Hygiene – basic hygiene requirements must be applied, especially for specified categories of food.

Approvals – certain food establishments must be registered and/or approved. More on this here.

Evidence – maintain written records and documentation that prove your legal compliance. These may be requested by authorities. And must be kept for an appropriate period.

Authorities – notify authorities of all food business establishments under your control, and always provide up to date information on each. You must cooperate with all authorities.
Water – don’t use anything other than clean water to clean products of animal origin unless that substance has been approved.

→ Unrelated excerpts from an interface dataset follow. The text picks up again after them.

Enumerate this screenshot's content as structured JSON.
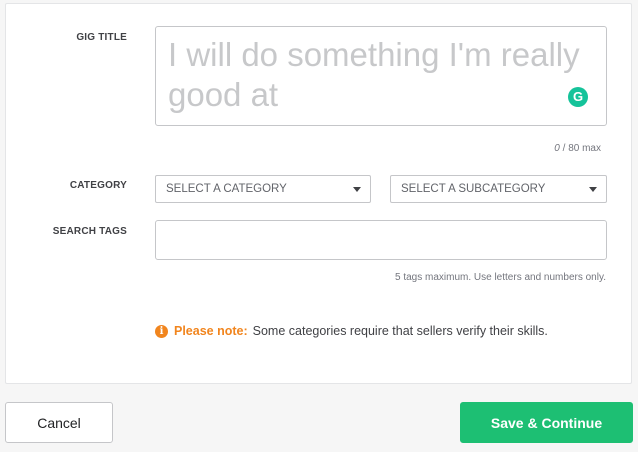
{
  "form": {
    "gig_title": {
      "label": "GIG TITLE",
      "placeholder": "I will do something I'm really good at",
      "value": "",
      "counter_current": "0",
      "counter_rest": " / 80 max",
      "grammarly_icon": "G"
    },
    "category": {
      "label": "CATEGORY",
      "category_select": "SELECT A CATEGORY",
      "subcategory_select": "SELECT A SUBCATEGORY"
    },
    "search_tags": {
      "label": "SEARCH TAGS",
      "value": "",
      "hint": "5 tags maximum. Use letters and numbers only."
    },
    "note": {
      "icon": "i",
      "strong": "Please note:",
      "text": "Some categories require that sellers verify their skills."
    }
  },
  "actions": {
    "cancel_label": "Cancel",
    "save_label": "Save & Continue"
  },
  "colors": {
    "primary": "#1dbf73",
    "warning": "#f1851e",
    "grammarly": "#15c39a"
  },
  "icons": {
    "grammarly": "grammarly-icon",
    "dropdown": "caret-down-icon",
    "note": "info-icon"
  }
}
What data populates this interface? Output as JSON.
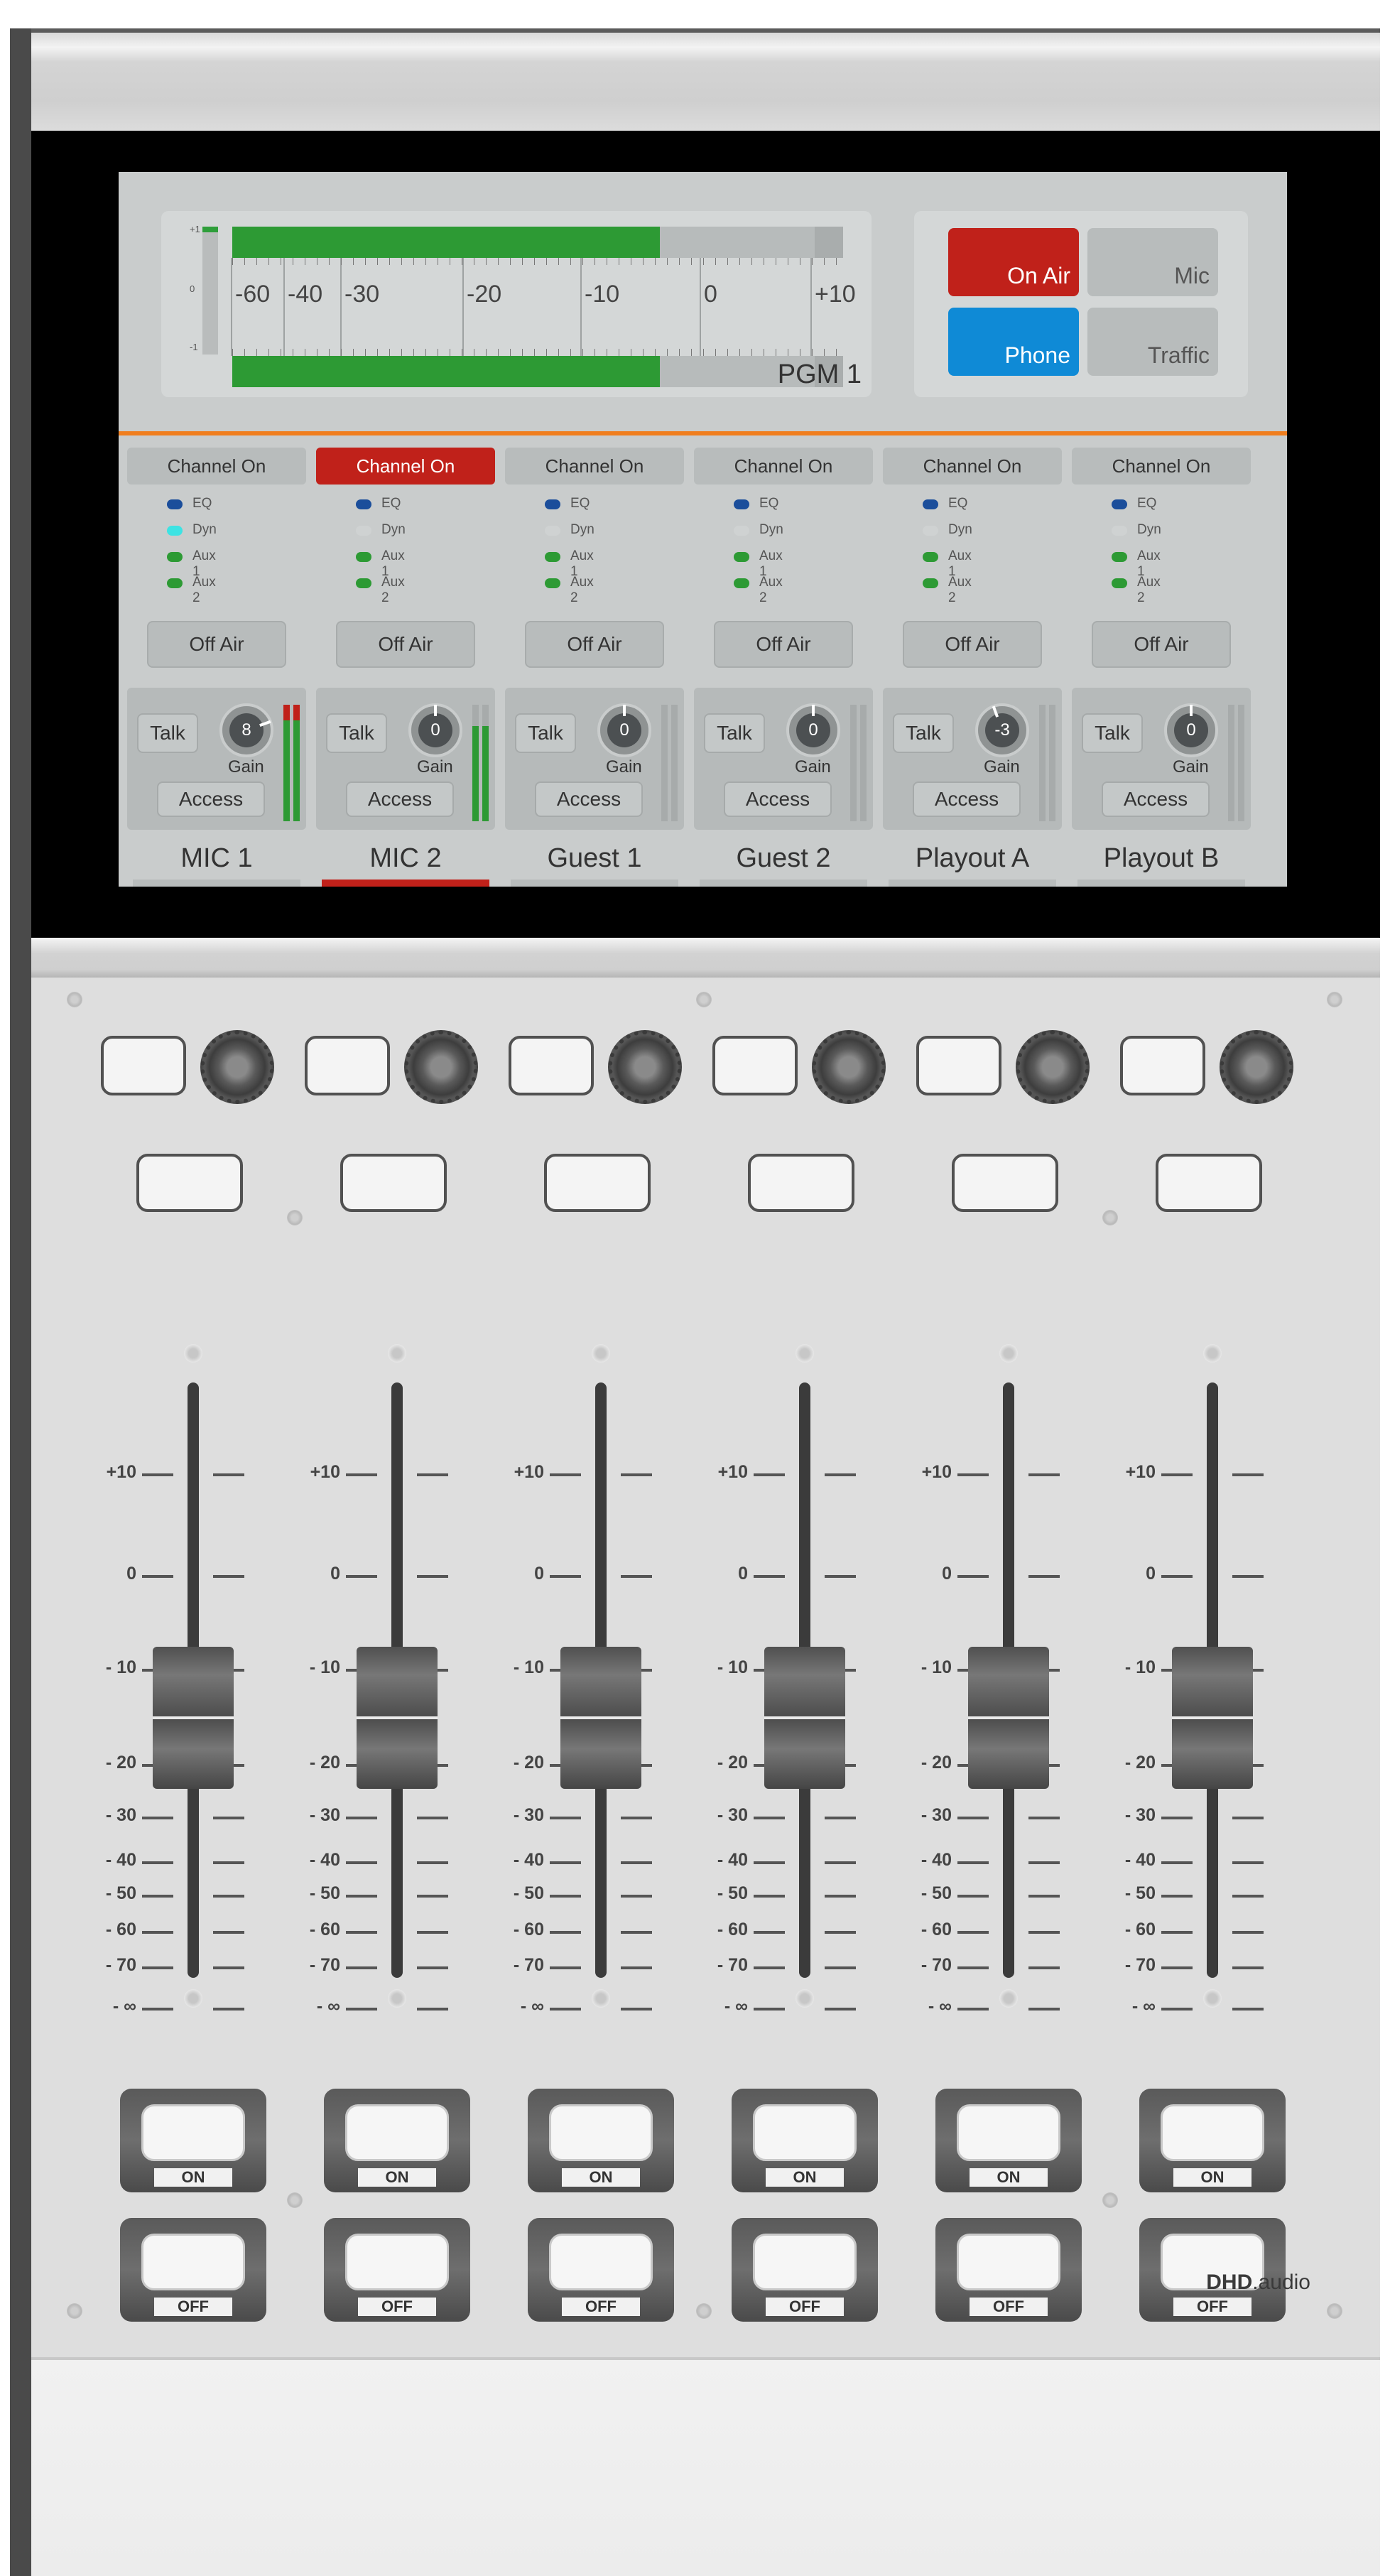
{
  "meter": {
    "mini_top": "+1",
    "mini_mid": "0",
    "mini_bot": "-1",
    "scale_labels": [
      "-60",
      "-40",
      "-30",
      "-20",
      "-10",
      "0",
      "+10"
    ],
    "level_fraction": 0.7,
    "source_label": "PGM 1"
  },
  "status": {
    "on_air": "On Air",
    "mic": "Mic",
    "phone": "Phone",
    "traffic": "Traffic",
    "colors": {
      "on_air": "#c0211a",
      "phone": "#0f8ad6",
      "inactive": "#b8bcbc"
    }
  },
  "accent": "#f07e1e",
  "channels": [
    {
      "on_label": "Channel On",
      "active": false,
      "opts": [
        "EQ",
        "Dyn",
        "Aux 1",
        "Aux 2"
      ],
      "leds": [
        "#1b4e9b",
        "#3de3e3",
        "#2d9a34",
        "#2d9a34"
      ],
      "off_label": "Off Air",
      "talk": "Talk",
      "gain_value": "8",
      "gain_label": "Gain",
      "access": "Access",
      "meter_level": 0.92,
      "peak": true,
      "name": "MIC 1"
    },
    {
      "on_label": "Channel On",
      "active": true,
      "opts": [
        "EQ",
        "Dyn",
        "Aux 1",
        "Aux 2"
      ],
      "leds": [
        "#1b4e9b",
        "#cfd2d2",
        "#2d9a34",
        "#2d9a34"
      ],
      "off_label": "Off Air",
      "talk": "Talk",
      "gain_value": "0",
      "gain_label": "Gain",
      "access": "Access",
      "meter_level": 0.82,
      "peak": false,
      "name": "MIC 2"
    },
    {
      "on_label": "Channel On",
      "active": false,
      "opts": [
        "EQ",
        "Dyn",
        "Aux 1",
        "Aux 2"
      ],
      "leds": [
        "#1b4e9b",
        "#cfd2d2",
        "#2d9a34",
        "#2d9a34"
      ],
      "off_label": "Off Air",
      "talk": "Talk",
      "gain_value": "0",
      "gain_label": "Gain",
      "access": "Access",
      "meter_level": 0,
      "peak": false,
      "name": "Guest 1"
    },
    {
      "on_label": "Channel On",
      "active": false,
      "opts": [
        "EQ",
        "Dyn",
        "Aux 1",
        "Aux 2"
      ],
      "leds": [
        "#1b4e9b",
        "#cfd2d2",
        "#2d9a34",
        "#2d9a34"
      ],
      "off_label": "Off Air",
      "talk": "Talk",
      "gain_value": "0",
      "gain_label": "Gain",
      "access": "Access",
      "meter_level": 0,
      "peak": false,
      "name": "Guest 2"
    },
    {
      "on_label": "Channel On",
      "active": false,
      "opts": [
        "EQ",
        "Dyn",
        "Aux 1",
        "Aux 2"
      ],
      "leds": [
        "#1b4e9b",
        "#cfd2d2",
        "#2d9a34",
        "#2d9a34"
      ],
      "off_label": "Off Air",
      "talk": "Talk",
      "gain_value": "-3",
      "gain_label": "Gain",
      "access": "Access",
      "meter_level": 0,
      "peak": false,
      "name": "Playout A"
    },
    {
      "on_label": "Channel On",
      "active": false,
      "opts": [
        "EQ",
        "Dyn",
        "Aux 1",
        "Aux 2"
      ],
      "leds": [
        "#1b4e9b",
        "#cfd2d2",
        "#2d9a34",
        "#2d9a34"
      ],
      "off_label": "Off Air",
      "talk": "Talk",
      "gain_value": "0",
      "gain_label": "Gain",
      "access": "Access",
      "meter_level": 0,
      "peak": false,
      "name": "Playout B"
    }
  ],
  "fader_scale": [
    "+10",
    "0",
    "- 10",
    "- 20",
    "- 30",
    "- 40",
    "- 50",
    "- 60",
    "- 70",
    "- ∞"
  ],
  "fader_level": "-25",
  "hw_buttons": {
    "on": "ON",
    "off": "OFF"
  },
  "brand": {
    "bold": "DHD",
    "rest": ".audio"
  }
}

Offences and enforcement

Below are some details on the powers of enforcement officers, and what to expect if prosecuted.

Samples – authorised officers may purchase or take a sample of any food, substance or contact material on the premises. That sample can be sent for analysis if deemed necessary.

Powers of entry – an authorised officer can enter any premises at any reasonable hour (24-hour notice must be provided for private domestic dwellings). The authorised officer must not be obstructed.

Notices – If an enforcement officer has concerns over compliance they may issue you with an ‘improvements notice’ which you must comply with.

Prosecution – Any failure to comply with your duties under the food hygiene regulations 2006 is an offence and could result in a fine or imprisonment. Liability lies with company directors, managers, or any other persons of responsibility. If prosecuted, a food business operator can be served with a ‘prohibition order’.

offences and enforcement under the food hygiene regulations 2006

Temperature control requirements

Temperature control relates to the way you manage the conditions in which bacteria can grow. Failure to do this properly can lead to food poisoning. You have requirements to perform hourly checks and keep suitable records.

If you don’t manage the temperatures of food on your premises properly, whether through lack of knowledge or time and resource constraints, you are leaving yourself wide open to prosecution.

This section refers to specific temperature brackets and timescales for storage at hot, cold and ambient temperatures. As such, we really would advise that you seek advice or get some training for food hygiene if you are unsure of your legal requirements for managing these conditions.

Contact us today for advice or guidance. We can point you in the direction of an appropriate training course which covers temperature control, or advise of consultancy support options and costs.

If you’re on a mobile device, why not call us now?

Producers of meat slaughtered on the farm

If you are a small meat production facility, your main duties under this schedule of the food hygiene regulations 2006 are below. If your food business uses fresh meat suppliers – for example sourcing meat from local farms (hats off to you!) – ensure that those suppliers can provide the following:

Packaging – should display the name and address of the farm where the animal was slaughtered.

Records – The producer should keep records of animal quantities received into and fresh meat dispatched from the premises.

In addition to this, they should be able to show general food hygiene regulation compliance.

meat food hygiene regulations 2006
meat pork food hygiene regulations 2006
meat poultry food hygiene regulations 2006

Restrictions on the sale of raw milk

The sale of raw, un-pasteurised milk intended for direct human consumption is an offence. Raw milk may be seen in some circles as an organic superfood or detoxing dietary fad, but contaminated dairy products can lead to serious illness. Hence the imposed restrictions.

Food hygiene regulations 2006 for Scotland – what’s different?

Need to know the Scottish variant of the food hygiene regulations 2006? View it here.

How to implement this information

A good place to start is a training course, as previously mentioned.

Putting together or checking the soundness of your HACCP management system is possibly the most important go to action from here. It analyses the risks and activities undertaken in your food business and breaks up food safety management into manageable chunks.

Of course, familiarising yourself with your duties as a food business operator is a must. See how we can help you with your food safety management.

how to implement food hygiene regulations